They had only one trustworthy left-hander to use against the Red Sox’s left-hand maulers, which begin with Ortiz. Drew Smyly really was the only lefty Leyland could expect to summon and deliver against Boston’s grand gang.
And so, in the eighth, with two out and the bases jammed, and with Ortiz waving a bat, preparing for his inevitable heroics, Leyland had to go with his best-percentage pitcher.
He had to bring in the right-handed Benoit. Phil Coke is a left-hander and is on the ALCS roster. But he has been hurt, and ineffective, and how he even found a place on the ALCS docket is an example of how desperate were the Tigers to place even a nominal left-hander on the squad.
“Coke hadn’t pitched in a game big game for quite a while,” Leyland acknowledged. “Benoit is our guy against lefties. We felt he gave us the best chance to get the out.”
Consider those words for a moment: Against the opposing team’s most dangerous left-handed hitter, your best choice is a 36-year-old right-hander.
The Tigers would have had a better option in the eighth had Bruce Rondon not developed a sore elbow these past six weeks. But with Rondon gone, the Tigers were missing the kind of overpowering, blastaway pitcher who had struck out Ortiz in a comparable situation on Labor Day, finishing Big Papi with a 103-mph fastball.
With no Rondon, and with no back-up left-handers that can be safely used beyond Smyly, Sunday night’s meltdown was a catastrophe the Tigers have been courting for weeks.

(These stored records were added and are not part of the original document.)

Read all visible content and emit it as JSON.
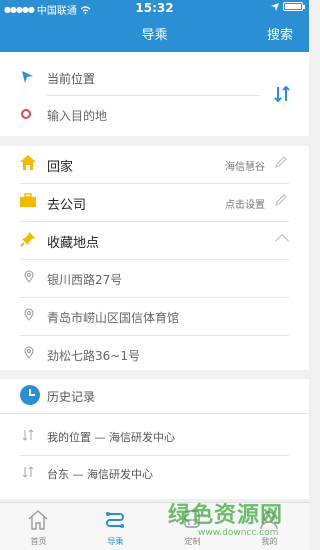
{
  "status_bar": {
    "carrier": "中国联通",
    "time": "15:32"
  },
  "header": {
    "title": "导乘",
    "search_label": "搜索"
  },
  "route": {
    "start_text": "当前位置",
    "destination_placeholder": "输入目的地"
  },
  "places": {
    "home": {
      "label": "回家",
      "value": "海信慧谷"
    },
    "company": {
      "label": "去公司",
      "value": "点击设置"
    },
    "favorites_label": "收藏地点",
    "favorites": [
      "银川西路27号",
      "青岛市崂山区国信体育馆",
      "劲松七路36~1号"
    ]
  },
  "history": {
    "title": "历史记录",
    "items": [
      "我的位置 — 海信研发中心",
      "台东 — 海信研发中心"
    ]
  },
  "tabs": [
    {
      "label": "首页",
      "icon": "home-icon"
    },
    {
      "label": "导乘",
      "icon": "route-icon"
    },
    {
      "label": "定制",
      "icon": "bus-icon"
    },
    {
      "label": "我的",
      "icon": "user-icon"
    }
  ],
  "watermark": {
    "text": "绿色资源网",
    "url": "www.downcc.com"
  },
  "colors": {
    "accent": "#2b8fd4",
    "home_icon": "#f5b800",
    "destination": "#e0454a"
  }
}
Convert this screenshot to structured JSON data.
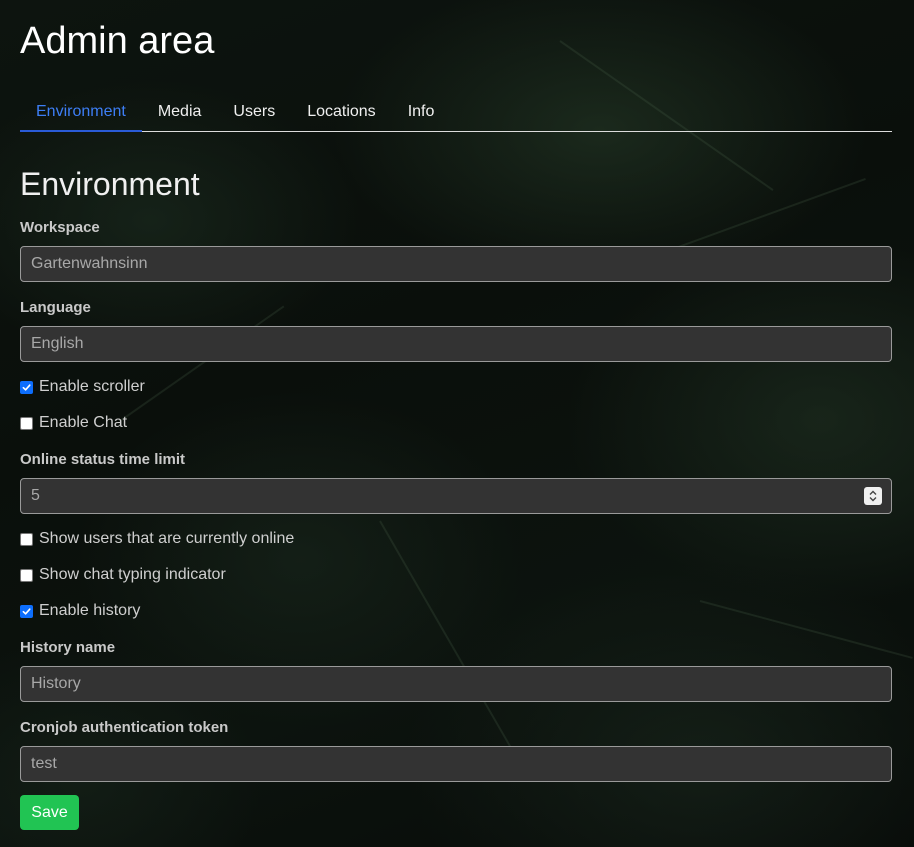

It has taken an enormous toll even as the Tigers prepare for three consecutive home games. Instead of a 2-0 series lead, rather than being in position to snap the Red Sox’s backs after those Saturday-Sunday bludgeonings by Scherzer and Anibal Sanchez, the Red Sox are in gear, with the prospects of Games 6 and 7 at Fenway, which isn’t a place the Tigers prefer to play in any year or in any circumstance.
Now, the Tigers must figure out a way to keep a bullpen that had been working half-time shifts from becoming more of a factor. They must beg starters who have been pushing deep, with pitch-counts teetering on the perilous, to maybe take on a few more batters.
And they’ll need an offense that finally broke loose Sunday with a couple of home runs and a four-run, sixth-inning rally to put a few more numbers on the scoreboard.
That’s the reality when your bullpen fails. And late Sunday night, with the Tigers smelling an ALCS upset and a World Series ticket, their bullpen broke into small pieces that ruined an immense effort by Scherzer and some awakened Tigers hitters.